#4. Select the right online tool for the test. There are a dozen tools on the internet that support un-moderated usability testing. But obviously one wants to choose the best one! Here are the factors that you should check for while selecting your tool.
- Records user sessions and shows time taken on each design screen. (A must have)
- Has an option of dividing the entire test as multiple tasks.
- Can test anything — paper prototypes, wireframes, mobile app prototype, website and everything else.
- Instant results
- Leave feedback in terms as comments and annotations.
- Shows user behaviour data in the form of heat maps and conversion funnels.
- Direct sync with majority of tools you are using.
Having said that, CanvasFlip is an obvious choice for any designers and UX experts across the globe. (Sign up and setup your un-moderated usability testing)
Sharing prototypes for testing —
Lots of planning done! It’s now time for execution. Share the prototype with the users via email or url. Ya this is a pretty simple step. There are a couple of things you should keep in mind during this time.
- Be available!
Have I lost it? It’s un-moderated testing! Accepted. But even for un-moderated studies, be available by email, if not by phone, to help with any potential user questions.
- Schedule your email as per time zones
The quarter marketer inside me speaks! Your users might belong to different time zones and sending the prototype link at one-time-fits-all will not work. Schedule the emails such that the user receives the email when it is 9.00 am — 11.00 am for him/her. This will ensure lower no-show rates.
Find out what’s happening quantitatively—
Quantitative research such as heat maps and conversion funnels do an excellent job at answering “how many” and “how much” type of questions. An initial analysis of numbers is required to set the conversation with the users, while trying to understand their mindset. Heatmaps, conversion ratio, time taken for a task, interactions performed etc are easy to collect with online tools. I use CanvasFlip for getting the quantitative data.
Why choose un-moderated over moderated usability testing?

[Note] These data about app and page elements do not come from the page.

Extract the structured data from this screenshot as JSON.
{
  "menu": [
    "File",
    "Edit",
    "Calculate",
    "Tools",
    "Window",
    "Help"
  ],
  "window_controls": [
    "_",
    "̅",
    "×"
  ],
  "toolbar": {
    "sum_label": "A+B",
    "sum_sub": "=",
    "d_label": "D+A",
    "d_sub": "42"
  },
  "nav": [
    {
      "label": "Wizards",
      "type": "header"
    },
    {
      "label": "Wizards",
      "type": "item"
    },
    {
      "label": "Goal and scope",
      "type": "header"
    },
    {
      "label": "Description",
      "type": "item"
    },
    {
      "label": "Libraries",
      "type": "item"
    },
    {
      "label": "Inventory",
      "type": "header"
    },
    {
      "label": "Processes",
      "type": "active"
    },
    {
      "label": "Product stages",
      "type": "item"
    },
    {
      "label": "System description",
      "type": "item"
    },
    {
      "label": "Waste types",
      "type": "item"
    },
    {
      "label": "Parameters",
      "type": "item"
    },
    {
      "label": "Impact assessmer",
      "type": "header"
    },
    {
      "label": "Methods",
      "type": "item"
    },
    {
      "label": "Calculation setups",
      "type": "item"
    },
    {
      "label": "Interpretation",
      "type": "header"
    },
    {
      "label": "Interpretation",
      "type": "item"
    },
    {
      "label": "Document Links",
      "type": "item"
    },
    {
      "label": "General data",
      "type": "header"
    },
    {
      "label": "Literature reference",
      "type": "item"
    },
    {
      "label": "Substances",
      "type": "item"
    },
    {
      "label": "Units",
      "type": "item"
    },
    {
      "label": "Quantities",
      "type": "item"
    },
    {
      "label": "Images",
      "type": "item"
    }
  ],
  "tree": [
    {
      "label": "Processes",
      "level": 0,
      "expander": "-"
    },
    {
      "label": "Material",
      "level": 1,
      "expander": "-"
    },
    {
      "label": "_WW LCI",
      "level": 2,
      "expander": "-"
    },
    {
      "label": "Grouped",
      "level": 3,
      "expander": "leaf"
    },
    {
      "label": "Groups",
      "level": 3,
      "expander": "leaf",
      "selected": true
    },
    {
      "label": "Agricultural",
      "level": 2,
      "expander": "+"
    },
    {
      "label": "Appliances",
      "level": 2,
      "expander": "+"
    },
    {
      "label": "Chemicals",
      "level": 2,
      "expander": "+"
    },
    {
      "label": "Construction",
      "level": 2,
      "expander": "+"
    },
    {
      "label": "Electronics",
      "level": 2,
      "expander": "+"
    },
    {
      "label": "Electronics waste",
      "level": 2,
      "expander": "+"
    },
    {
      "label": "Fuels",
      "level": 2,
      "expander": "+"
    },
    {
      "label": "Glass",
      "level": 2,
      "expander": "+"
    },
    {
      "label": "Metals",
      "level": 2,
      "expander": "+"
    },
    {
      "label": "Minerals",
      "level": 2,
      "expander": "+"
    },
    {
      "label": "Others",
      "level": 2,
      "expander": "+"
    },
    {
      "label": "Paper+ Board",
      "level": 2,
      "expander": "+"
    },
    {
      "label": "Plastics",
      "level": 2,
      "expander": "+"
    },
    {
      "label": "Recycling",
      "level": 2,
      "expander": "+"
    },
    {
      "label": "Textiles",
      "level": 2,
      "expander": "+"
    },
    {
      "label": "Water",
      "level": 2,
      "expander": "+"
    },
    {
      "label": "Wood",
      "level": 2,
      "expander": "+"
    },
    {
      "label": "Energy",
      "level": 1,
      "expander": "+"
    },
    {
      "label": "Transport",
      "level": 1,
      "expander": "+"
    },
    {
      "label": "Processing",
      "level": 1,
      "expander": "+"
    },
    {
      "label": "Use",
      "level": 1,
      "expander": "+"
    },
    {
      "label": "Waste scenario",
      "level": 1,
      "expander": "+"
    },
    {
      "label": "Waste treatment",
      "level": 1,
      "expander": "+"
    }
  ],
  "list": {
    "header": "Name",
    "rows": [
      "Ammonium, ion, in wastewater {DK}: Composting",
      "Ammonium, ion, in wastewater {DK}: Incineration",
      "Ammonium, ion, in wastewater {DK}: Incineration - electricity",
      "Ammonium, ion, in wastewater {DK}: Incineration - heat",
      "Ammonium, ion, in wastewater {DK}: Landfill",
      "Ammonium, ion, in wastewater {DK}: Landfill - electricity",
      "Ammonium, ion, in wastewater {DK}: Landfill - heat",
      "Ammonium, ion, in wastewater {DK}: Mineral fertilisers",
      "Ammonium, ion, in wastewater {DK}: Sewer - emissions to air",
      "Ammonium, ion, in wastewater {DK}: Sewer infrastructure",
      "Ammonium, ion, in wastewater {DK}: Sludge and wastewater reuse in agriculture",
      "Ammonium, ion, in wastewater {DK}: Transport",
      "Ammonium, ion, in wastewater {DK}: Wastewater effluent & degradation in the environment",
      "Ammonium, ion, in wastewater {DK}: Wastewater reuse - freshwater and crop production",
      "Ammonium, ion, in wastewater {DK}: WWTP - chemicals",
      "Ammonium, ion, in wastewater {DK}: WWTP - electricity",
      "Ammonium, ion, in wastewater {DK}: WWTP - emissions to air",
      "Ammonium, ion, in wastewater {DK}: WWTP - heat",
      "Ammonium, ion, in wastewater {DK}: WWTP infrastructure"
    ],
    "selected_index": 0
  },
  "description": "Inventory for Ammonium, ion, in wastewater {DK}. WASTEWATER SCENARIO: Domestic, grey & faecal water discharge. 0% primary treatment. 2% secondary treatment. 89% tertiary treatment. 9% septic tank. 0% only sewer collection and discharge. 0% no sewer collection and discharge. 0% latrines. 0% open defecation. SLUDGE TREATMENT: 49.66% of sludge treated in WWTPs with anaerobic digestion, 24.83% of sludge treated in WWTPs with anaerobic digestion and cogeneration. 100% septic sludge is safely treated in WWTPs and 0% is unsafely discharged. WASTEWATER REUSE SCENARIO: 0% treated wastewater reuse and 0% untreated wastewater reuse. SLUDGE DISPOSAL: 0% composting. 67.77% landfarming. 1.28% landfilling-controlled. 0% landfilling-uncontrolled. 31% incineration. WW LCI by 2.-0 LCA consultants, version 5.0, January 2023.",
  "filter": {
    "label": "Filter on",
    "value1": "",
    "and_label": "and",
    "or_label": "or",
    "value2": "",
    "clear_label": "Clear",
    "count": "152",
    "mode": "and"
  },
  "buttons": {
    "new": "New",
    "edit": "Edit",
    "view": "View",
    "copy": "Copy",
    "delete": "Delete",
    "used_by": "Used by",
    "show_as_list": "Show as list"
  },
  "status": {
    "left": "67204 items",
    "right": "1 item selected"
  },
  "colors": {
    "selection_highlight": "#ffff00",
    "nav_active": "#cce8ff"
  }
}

- More realistic feedback : With traditional usability testing in labs, you are putting users into an unfamiliar environment, making them use your unfamiliar devices rather than their own, and physically watching over their shoulders, directly interfering with their experience.
But with un-moderated usability testing there are obvious chances that the user will slip into his “normal mode”. And the feedback you get will be much more relevant to how real people are using your app “in the wild.”
- Accessing an audience that is geographically dispersed : When the audience is dispersed, it involves a lot of cost, effort and time to either get to them or call them for a testing. A remote usability testing makes a lot more sense in such situations.
- To get a large sample of user behaviour data. A small sample of in person usability tests may be all that is required from a design perspective but if your stakeholders are used to seeing large samples then using big numbers may be simpler than trying to convince them of the value of the small sample.
Further, where a new design is critical for an organisation or will have will have a substantial impact, the confidence gained from a large sample study can be valuable.
- To compare two or more products or interfaces. Unmoderated usability testing is perfect for benchmarking studies — comparing either competitor products or different iterations of your own product. The ability to capture large sample sizes means that statistically significant differences between interfaces can be identified.
Over to you :
Un-moderated tests provide statistically significant usability results in a short period of time. And the beauty of the process is that one does not have to wait for any final interface. It can be done as early as on paper prototypes. So test often and test early!